Has the cause of family values been diminished in this country? Matt Daniels, executive director of the Alliance for Marriage, thinks so -- and is determined to do something about it.
Daniels, whose father left him and his mother to fend for themselves in Spanish Harlem when Daniels was just 2 years old, is an unlikely advocate for two-parent families. After all, he is living proof that kids from single-parent families can excel in our society.
He graduated from Dartmouth College in 1985 Phi Beta Kappa, magna cum laude, and obtained a law degree from the University of Pennsylvania Law School in 1996. He is currently a Ph.D. candidate in American politics at Brandeis University.
So, what is Daniels so exercised about? As a student of government and law, he understands that America's system of ordered liberty is dependent on an underlying infrastructure of moral values. Despite the genius of our Constitution, our freedoms will eventually collapse if the moral pillars undergirding them disintegrate.
This idea that the Constitution alone is not sufficient to sustain our liberties is no insult to the framers. They clearly understood this truth.
That's what John Adams meant when he said: "Our Constitution was made only for a moral and religious people. It is wholly inadequate for the government of any other." Similarly, Washington wrote, "Of all the dispositions and habits that lead to political prosperity, religion and morality are indispensable supports."
Daniels understands that these are more than lofty words. Family values are at the root of America's greatness. Yet they are under assault from powerful forces today.
Both major political parties acknowledge the fundamental importance of morality and family values in our society. Democratic vice presidential candidate Joseph Lieberman, who used the Adams and Washington quotes in a recent speech, has made such issues a central part of his campaign message.
Republicans have been promoting these themes for years, long before Dan Quayle's "Murphy Brown" speech.
Daniels, however, is concerned that the parties have sometimes allowed "family values" to become a surrogate for their partisan agendas. Politicians have so overused "children" and "family" that their meanings have been lost in a semantic jungle. To Daniels, "family values" has a specific meaning whose importance transcends politics.
A new Wirthin poll confirms that a great majority of Americans are convinced that marriage and families should be among our highest political priorities, more important than a clean environment (say 77 percent); a greater priority than increasing job opportunities (64 percent). Indeed, 92 percent say we cannot move forward as a nation without strengthening our families.
The Alliance for Marriage intends to put meaning back into the phrase "family values," to communicate that marriage and two-parent families are at its core. Two-parent families are not just important to their children, they are crucial to a healthy society. AFM points out that "a large and growing body of social science research indicates that the union of a man and woman in marriage is the single most beneficial social institution in the world."

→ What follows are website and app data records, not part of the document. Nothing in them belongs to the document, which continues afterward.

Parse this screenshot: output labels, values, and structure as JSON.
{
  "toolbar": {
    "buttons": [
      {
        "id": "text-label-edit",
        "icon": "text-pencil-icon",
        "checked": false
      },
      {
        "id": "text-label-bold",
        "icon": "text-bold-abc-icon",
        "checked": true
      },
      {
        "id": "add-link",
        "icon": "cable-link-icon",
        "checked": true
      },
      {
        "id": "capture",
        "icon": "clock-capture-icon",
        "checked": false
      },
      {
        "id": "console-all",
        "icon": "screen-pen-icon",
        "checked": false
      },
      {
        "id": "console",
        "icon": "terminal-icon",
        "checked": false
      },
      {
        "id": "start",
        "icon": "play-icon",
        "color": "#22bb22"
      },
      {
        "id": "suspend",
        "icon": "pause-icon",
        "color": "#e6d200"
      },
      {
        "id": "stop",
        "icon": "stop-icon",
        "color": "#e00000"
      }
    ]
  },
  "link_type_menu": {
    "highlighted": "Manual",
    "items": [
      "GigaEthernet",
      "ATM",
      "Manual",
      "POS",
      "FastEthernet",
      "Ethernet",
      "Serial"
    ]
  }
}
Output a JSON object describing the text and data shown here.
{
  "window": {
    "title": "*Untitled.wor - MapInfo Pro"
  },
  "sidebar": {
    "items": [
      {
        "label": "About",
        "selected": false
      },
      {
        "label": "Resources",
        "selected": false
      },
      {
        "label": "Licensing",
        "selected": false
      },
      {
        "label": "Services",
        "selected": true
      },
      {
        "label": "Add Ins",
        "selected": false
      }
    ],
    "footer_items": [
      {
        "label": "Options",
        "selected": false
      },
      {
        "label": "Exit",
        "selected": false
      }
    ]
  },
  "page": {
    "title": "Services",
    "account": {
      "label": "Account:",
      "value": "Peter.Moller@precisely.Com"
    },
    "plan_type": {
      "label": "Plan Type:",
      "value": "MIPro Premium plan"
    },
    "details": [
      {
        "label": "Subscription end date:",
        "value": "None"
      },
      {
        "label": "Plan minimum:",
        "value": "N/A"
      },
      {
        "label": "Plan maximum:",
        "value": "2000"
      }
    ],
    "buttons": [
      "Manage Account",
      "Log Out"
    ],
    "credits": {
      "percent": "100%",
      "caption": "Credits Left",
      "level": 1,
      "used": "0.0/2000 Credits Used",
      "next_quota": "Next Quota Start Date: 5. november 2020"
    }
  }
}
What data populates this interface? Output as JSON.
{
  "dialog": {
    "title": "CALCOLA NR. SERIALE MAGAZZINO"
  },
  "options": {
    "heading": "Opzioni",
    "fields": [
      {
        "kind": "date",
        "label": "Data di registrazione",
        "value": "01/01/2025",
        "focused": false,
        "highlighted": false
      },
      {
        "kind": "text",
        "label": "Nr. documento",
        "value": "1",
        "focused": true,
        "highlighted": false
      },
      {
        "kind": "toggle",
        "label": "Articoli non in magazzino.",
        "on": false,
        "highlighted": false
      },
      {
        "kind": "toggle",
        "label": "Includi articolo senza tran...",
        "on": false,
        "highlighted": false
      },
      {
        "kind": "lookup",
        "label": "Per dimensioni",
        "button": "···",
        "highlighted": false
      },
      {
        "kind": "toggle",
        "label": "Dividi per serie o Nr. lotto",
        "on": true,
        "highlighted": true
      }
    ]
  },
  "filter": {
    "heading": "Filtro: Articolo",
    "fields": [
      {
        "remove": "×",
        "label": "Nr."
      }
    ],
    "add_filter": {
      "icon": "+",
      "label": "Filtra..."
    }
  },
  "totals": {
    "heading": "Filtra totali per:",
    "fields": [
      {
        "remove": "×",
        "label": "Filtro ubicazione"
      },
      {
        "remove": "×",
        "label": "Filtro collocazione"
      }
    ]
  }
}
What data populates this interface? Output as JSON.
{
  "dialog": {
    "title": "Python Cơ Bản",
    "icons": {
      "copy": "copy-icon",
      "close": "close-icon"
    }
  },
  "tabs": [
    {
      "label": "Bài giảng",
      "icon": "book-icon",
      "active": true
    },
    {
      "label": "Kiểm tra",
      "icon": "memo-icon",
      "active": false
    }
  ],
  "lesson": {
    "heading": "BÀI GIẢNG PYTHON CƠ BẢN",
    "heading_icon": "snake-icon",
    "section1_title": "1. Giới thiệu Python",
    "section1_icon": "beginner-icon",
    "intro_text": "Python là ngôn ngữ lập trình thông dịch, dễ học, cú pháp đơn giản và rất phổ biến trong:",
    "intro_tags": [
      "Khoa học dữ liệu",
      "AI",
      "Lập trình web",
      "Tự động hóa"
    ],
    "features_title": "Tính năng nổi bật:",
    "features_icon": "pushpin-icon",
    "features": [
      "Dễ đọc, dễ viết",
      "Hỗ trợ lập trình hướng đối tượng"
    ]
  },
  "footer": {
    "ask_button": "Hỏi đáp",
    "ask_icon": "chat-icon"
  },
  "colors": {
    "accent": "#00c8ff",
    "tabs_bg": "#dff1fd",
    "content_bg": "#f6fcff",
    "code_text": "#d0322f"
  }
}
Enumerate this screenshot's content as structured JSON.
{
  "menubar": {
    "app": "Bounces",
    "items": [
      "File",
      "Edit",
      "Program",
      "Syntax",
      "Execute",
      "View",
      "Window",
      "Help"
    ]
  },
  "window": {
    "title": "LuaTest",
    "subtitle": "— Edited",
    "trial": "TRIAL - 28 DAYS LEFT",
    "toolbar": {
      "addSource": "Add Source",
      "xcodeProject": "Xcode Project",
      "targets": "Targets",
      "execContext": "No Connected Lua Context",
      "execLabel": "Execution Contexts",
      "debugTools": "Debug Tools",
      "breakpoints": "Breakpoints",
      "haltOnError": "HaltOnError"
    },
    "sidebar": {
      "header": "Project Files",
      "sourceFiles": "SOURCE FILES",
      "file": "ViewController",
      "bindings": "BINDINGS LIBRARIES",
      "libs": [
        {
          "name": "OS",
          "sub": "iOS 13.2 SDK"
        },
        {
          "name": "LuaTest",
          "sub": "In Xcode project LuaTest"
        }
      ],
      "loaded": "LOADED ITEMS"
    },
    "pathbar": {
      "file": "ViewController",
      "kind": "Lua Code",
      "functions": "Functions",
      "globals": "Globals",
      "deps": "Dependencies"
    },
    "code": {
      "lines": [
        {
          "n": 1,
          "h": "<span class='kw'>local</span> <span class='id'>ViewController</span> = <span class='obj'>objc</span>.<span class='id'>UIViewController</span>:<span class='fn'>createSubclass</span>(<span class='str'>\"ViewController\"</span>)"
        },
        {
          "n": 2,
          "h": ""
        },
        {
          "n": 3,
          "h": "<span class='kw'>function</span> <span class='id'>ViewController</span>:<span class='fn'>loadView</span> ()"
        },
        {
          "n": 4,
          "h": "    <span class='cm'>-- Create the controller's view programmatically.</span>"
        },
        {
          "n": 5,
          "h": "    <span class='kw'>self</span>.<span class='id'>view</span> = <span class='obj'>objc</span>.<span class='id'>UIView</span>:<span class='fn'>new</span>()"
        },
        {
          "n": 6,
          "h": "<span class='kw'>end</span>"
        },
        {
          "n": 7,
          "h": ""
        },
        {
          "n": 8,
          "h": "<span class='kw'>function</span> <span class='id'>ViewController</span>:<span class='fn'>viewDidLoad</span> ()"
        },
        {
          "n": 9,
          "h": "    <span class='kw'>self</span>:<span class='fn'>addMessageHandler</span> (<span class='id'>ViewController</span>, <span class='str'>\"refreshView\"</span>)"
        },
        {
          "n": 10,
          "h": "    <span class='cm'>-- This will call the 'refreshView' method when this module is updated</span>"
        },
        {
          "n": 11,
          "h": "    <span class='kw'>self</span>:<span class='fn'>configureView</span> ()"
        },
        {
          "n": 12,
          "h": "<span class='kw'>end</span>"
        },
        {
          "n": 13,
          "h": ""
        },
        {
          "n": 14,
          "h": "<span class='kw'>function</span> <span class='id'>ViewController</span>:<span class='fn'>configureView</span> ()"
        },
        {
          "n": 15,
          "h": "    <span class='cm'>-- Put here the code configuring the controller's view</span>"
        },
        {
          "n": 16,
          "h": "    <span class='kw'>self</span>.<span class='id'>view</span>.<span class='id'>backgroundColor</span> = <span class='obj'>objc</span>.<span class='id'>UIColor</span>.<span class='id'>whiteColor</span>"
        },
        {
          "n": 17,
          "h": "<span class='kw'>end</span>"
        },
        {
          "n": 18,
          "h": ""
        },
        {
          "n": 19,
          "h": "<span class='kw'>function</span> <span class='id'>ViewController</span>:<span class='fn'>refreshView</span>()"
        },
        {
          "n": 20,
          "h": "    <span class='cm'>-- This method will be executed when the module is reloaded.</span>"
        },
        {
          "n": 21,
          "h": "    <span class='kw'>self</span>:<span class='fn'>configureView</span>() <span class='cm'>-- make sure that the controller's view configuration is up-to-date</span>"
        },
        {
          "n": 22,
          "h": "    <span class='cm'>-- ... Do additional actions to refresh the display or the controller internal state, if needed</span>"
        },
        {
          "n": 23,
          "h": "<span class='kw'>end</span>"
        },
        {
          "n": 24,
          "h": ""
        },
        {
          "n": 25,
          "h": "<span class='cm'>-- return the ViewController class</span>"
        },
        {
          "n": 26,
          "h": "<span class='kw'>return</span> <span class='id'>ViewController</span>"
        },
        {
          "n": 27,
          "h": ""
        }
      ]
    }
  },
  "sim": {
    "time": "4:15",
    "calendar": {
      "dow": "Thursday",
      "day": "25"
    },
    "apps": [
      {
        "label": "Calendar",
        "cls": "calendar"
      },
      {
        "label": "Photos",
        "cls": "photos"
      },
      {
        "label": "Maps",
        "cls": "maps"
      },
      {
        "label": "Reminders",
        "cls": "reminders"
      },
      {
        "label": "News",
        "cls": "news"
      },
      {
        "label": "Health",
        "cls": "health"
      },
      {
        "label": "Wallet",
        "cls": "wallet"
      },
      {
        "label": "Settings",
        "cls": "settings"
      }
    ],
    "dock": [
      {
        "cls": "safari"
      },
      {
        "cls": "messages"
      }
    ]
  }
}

Married men and women live longer, experience less depression, alcoholism and substance abuse, and have higher income and savings levels. Children of married parents experience less poverty, fewer emotional and psychological problems, lower rates of criminal behavior and substance abuse, and higher levels of educational achievement.
While too many politicians have been reluctant to boldly defend marriage, AFM has formulated an ambitious, non-partisan agenda to restore the sanctity of the institution.
"The goal here is not to blame single parents," Daniels says, emphasizing the often heroic efforts single mothers and fathers make to rear their children alone. "It's simply to get the word out about an important social truth."
In furtherance of refurbishing marriage and restoring a culture of married fatherhood in American society, AFM will work to reduce the tax burden on married families with children, attain increased tax incentives for adoption by married couples, require marital reconciliation counseling as a precondition to divorce, eliminate all welfare policies that penalize married welfare recipients, fund public-education programs emphasizing the importance of marriage and support community efforts encouraging fathers to commit to marriage.
It is refreshing that another powerful voice has emerged to challenge the nostrums of political correctness. Godspeed to Matt Daniels and the Alliance for Marriage.